In this post, I show how to add change points to a trend chart with R. Readers can compare my R and Excel – VBA solutions for the same chart to compare R and Excel VBA charting programming.
My goal is to be ambidextrous in both Excel and R so that I can use the better tool for the charting job at hand rather than force a workaround solution to my problem. On the Excel Chart Doctor page of my ProcessTrends.com site, I have a number of advanced Excel charts, including this one showing El Nino and La Nina events on a long term temperature anomaly chart.
I used a VBA procedure to add the rectangles for the change points. The Excel Chart Doctor video explains the change point concept and shows my Excel-VBA procedure in action.
In this post, I make a similar chart with R.
Change Points on a Trend Chart
El Nino events, wars and recessions are examples of categorical conditions that may have an influence on time series data. We can show these conditions on our chart by inserting a rectangular shape to cover the chart area from the begining to the end of the period .
If we call the start date of each new period the change point, then we can build a series of rectangles by just knowing the change point dates. The sketch on the right shows several change points for our El Nino example. We consider the start date of the El Nino as a change point and the the end of the event as the start of another event period, nuetral or La Nina. This way we can establish event periods as the time between the change point dates. By recording the start date and code for each event, we can track and plot changing periods on our time series chart.
We can assign a color to each category rectangle so we can distinguish them.
R Trend Chart with Change Points
Here’s my R version of the GISS Temperature Anomaly and ENSO Condition chart.
The R version includes the 1950 – 2008 time period.
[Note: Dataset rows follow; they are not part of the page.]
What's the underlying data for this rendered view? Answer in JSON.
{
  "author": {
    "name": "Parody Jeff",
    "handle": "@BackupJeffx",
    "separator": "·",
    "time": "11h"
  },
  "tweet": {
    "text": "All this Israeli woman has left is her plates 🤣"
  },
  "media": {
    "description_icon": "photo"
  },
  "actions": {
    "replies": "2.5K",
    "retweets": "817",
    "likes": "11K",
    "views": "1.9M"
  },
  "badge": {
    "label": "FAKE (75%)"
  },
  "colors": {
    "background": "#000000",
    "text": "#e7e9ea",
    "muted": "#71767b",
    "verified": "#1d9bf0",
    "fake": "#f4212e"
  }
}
The pink color periods are El Nino events, the light blue periods are La Nina events and the white background periods reflect neutral conditions.
The rectangles seem to work quite well.
Data Files and R Script File
Readers can download the R script and 2 data files on my ProcessTrends site at this link. If you try the script, be sure to change the source data file path to the actual folder where you saved the data files.